Everything that they do at Say Yes dog training in Canada is for a reason. They leave nothing to chance. All the foundation skills that they introduce to their dogs have a purpose and is a building block for something else. Everything they do is planned. They NEVER get their dogs out and stand around, it's all about deciding what you are going to do BEFORE you get your dogs out, then bring them out motivated and ready to go, train and then back to their crate. Their dogs are NEVER trained unless they are motivated first. If your dog is distracted or not motivated then you get that BEFORE you start. We also worked a lot on the transitions between food and toy being smooth and seamless. No fumbling in pockets. Lynda talked a lot about dog training being about problem solving. You train your dog for short periods then you assess. If it's good you move on, if it's not good you work on your weaknesses. You certainly NEVER continue or move on when all you had was crap. The really stupid thing is that none of the above is hard to do. I just need to change my old habits. When I get to training I need to set up what I want to do first and not get my dog out until that's done.
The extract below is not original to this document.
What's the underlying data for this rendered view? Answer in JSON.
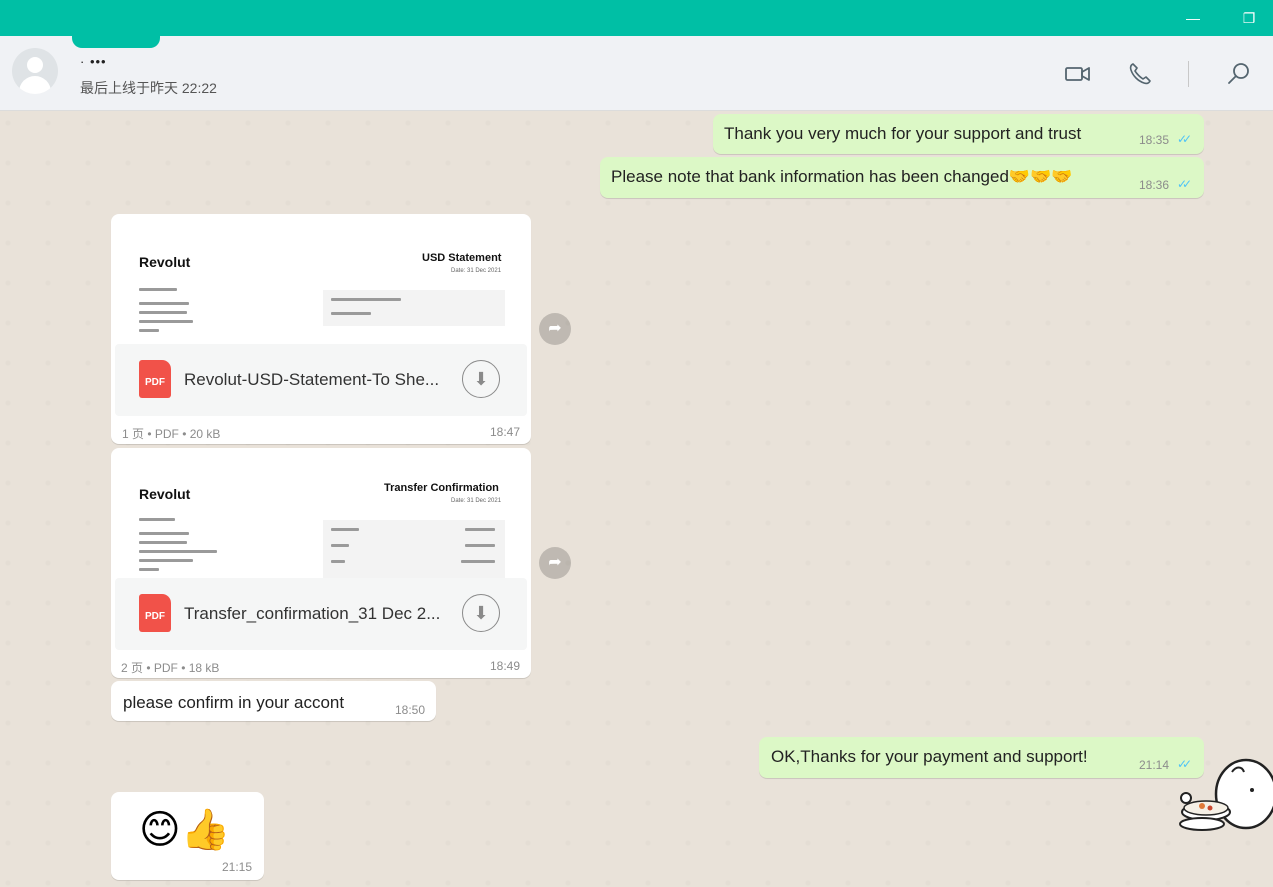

It's not really that hard but I think with most of us it's just easier to do what you've always done.

My other exciting news is that while I was away my future agility training area was cleared ready to start it's transformation from bushy scrub with dead banksia's everywhere to eventually lots of grass and some new eucalypts that we are going to plant. I took some photo's this morning so I can record it's humble beginnings. It's not huge but definately big enough for contacts and jump sequences.

Thursday, February 18, 2010

On the road again

After a tumultuous month Sonic and I finally got back into the agility ring. Great news, we managed a clear in Masters Agility. It was a more open course than we usually see but still had some interesting traps with the lines that the obstacles put the dogs on being not the line they had to do. I even managed to do at least one front cross at the right time...

It wasn't the perfect run but was definitely solid. I won't however talk about the Open Agility run we did. TOTAL disaster. I couldn't even bring myself to watch the whole thing back.

Tonight I'm packing for mine and Sonic's trip to Melbourne and the Lynda Orton-Hill seminar. I can't wait!